---------- DATASET ENTRIES

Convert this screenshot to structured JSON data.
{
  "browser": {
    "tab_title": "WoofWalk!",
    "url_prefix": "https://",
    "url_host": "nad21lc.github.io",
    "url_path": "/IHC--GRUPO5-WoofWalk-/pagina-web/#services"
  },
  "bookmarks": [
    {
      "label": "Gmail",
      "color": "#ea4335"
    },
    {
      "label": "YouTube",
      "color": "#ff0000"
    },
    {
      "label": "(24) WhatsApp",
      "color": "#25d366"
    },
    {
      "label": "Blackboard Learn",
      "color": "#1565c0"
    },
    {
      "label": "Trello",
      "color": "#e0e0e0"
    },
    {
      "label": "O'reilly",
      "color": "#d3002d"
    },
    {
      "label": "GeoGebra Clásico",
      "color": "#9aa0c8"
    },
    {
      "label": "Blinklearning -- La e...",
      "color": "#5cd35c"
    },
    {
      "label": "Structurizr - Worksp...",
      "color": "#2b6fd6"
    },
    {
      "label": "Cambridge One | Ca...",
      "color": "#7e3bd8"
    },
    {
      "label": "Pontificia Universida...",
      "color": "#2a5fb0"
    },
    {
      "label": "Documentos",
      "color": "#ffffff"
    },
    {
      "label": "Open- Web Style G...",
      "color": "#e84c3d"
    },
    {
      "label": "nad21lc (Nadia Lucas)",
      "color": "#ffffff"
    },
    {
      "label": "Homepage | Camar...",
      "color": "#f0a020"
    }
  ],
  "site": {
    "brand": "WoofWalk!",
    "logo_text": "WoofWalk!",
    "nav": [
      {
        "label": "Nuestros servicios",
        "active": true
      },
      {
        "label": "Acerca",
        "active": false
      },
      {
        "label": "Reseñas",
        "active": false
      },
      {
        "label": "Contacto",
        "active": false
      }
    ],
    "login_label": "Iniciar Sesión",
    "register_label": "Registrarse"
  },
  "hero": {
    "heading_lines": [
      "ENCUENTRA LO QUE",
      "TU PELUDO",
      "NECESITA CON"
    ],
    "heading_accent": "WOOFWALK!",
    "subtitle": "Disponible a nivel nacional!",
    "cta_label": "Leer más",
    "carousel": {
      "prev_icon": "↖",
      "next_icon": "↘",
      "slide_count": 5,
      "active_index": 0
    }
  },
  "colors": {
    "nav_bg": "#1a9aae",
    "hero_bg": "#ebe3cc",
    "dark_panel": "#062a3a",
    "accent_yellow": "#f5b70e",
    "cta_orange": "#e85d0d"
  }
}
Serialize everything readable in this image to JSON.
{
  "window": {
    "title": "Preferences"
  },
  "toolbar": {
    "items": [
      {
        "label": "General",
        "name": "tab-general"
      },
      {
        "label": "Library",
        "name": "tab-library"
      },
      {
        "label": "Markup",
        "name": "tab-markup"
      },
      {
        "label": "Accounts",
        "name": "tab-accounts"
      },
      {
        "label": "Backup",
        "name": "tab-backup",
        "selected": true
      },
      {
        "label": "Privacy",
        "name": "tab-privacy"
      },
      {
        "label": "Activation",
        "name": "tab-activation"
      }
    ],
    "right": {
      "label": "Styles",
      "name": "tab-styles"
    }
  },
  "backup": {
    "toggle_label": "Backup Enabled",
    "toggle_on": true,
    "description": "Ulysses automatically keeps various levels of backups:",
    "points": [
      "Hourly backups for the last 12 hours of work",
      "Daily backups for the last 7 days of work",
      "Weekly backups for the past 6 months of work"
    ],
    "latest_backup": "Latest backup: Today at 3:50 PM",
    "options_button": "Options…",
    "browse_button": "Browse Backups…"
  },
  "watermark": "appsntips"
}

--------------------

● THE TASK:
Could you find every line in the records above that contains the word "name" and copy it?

● ANSWER TO THIS TASK:
        "name": "tab-general"
        "name": "tab-library"
        "name": "tab-markup"
        "name": "tab-accounts"
        "name": "tab-backup",
        "name": "tab-privacy"
        "name": "tab-activation"
      "name": "tab-styles"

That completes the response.